I definitely treat my writing as a job. I’m either marketing, writing or editing every day. It’s a commitment I make to myself and my future, but yet I love it so even on the tough days, it’s still better than any other job I can think of!
2) Do you listen to music while you write?
Sometimes. For Dating da Vinci, I was really inspired by the Italian Café CD. The tunes were just so catchy even though I had no idea what they were saying. On the manuscript I just finished writing, I listened to a lot of jazz like Ella Fitzgerald because I wanted a 1940s vibe in the story. But I can write well without anything at all, and sometimes silence (which I rarely get around my house with three kids), truly is bliss.
3) Have you found that as you've developed your writing and story telling skills, you watch movies or read books 'differently?'
Being an author definitely makes me read and watch with a more critical eye, I suppose, but I never let that get in the way of just being the watcher/reader and enjoying the story. Thing is, you know it’s great when you just get swept away in the story and you don’t think at all. Then you reflect on it, and you’re like, “yeah, this and this and this is really what made everything click.”
I can really write anywhere and I’m pretty “tied” to home since I have three young kids, but any new experience adds to your brain file that you can retrieve later for a story. For my fourth novel my characters are traveling, so I’d love to go where they are going. Right now I have them in Mexico visiting the pyramids and the cathedrals and I’m pretty jealous of them.
5) What is one of your strangest / most quirky author experiences?
I really enjoy getting to meet readers so I love author events. I’ve had six events for Dating da Vinci, with one more scheduled for January. One such event was in Woodward, OK where I graduated from high school. My middle sister lives there and after about the third “exuberant/excited” reader had come and gone, my sister looks at me with the strangest look on her face and says, “I don’t get it. Why are they so excited to meet you?” I just had to laugh. To your family, you’re just “you,” you know? The whole author thing is like a different persona, I guess. And it felt a little surreal having to explain to her that some people are thrilled to meet authors, even her own big sis.
Thanks for the interview, Malena! Congrats on the book release; here's to "la dolce vita."

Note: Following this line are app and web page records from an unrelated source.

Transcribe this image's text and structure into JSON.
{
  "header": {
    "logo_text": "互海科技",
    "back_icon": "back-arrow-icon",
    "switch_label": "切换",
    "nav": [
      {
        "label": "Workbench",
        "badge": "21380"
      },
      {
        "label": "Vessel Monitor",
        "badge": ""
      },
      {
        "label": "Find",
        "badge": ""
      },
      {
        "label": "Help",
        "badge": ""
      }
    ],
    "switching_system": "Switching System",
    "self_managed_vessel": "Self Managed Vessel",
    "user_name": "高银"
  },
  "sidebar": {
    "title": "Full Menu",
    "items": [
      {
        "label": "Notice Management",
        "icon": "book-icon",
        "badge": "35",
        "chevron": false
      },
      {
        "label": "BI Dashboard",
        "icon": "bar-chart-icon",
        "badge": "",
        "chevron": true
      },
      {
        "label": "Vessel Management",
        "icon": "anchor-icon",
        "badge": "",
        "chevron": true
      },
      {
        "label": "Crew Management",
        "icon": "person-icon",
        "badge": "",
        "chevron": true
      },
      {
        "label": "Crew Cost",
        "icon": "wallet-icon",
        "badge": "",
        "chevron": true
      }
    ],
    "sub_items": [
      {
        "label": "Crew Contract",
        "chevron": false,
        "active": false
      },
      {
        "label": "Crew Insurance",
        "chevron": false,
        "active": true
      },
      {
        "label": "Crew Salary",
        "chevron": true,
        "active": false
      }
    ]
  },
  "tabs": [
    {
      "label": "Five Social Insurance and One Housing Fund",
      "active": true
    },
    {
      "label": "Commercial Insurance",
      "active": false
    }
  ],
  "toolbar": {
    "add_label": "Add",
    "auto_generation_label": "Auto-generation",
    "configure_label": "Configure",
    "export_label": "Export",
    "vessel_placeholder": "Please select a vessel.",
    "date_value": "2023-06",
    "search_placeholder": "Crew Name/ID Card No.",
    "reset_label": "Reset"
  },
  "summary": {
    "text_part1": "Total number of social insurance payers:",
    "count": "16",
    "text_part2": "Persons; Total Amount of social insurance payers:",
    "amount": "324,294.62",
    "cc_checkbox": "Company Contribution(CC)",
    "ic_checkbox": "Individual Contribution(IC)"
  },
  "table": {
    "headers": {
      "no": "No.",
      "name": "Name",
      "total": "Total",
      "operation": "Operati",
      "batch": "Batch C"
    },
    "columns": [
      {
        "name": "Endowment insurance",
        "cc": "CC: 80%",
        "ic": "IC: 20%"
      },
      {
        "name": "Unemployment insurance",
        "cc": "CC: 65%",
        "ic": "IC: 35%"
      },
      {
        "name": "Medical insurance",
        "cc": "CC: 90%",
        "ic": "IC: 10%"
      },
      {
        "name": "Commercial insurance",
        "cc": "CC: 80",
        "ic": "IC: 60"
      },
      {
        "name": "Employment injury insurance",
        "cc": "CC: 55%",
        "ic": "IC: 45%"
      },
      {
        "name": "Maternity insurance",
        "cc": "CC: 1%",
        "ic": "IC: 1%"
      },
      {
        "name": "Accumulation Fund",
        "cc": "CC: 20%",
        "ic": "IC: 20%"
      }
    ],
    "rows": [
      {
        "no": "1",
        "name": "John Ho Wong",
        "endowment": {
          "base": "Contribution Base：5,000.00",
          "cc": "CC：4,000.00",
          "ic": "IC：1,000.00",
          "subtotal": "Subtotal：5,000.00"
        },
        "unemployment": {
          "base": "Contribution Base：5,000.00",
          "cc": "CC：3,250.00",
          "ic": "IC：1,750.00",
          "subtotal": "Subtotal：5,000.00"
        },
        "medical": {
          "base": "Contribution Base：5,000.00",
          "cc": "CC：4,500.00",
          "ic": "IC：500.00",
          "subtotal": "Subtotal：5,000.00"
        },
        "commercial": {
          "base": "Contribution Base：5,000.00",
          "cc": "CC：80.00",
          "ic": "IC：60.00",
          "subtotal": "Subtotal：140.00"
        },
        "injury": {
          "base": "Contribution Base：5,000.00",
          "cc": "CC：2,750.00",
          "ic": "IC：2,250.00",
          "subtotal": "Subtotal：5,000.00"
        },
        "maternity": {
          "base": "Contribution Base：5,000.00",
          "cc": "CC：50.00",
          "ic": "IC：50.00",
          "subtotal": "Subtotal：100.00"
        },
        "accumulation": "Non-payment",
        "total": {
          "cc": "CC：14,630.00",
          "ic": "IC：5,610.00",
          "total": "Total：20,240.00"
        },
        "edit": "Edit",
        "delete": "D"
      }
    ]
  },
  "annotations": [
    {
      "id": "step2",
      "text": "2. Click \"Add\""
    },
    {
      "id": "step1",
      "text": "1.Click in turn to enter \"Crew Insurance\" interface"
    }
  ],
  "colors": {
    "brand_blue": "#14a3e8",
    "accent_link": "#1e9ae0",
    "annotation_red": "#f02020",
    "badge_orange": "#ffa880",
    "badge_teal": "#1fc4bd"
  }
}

Something for you to do: Tomorrow (Thursday Dec. 4) I will be at my alma mater, UW-Oshkosh, at the University Bookstore at 748 Algoma Blvd in Reeve Union from 5-6:30. It's my last public book signing this year, so if you want a personalized, signed copy of Driving Sideways to give as a gift for the holidays, stop on down!
I'll be back on Friday with a new post, kiddos.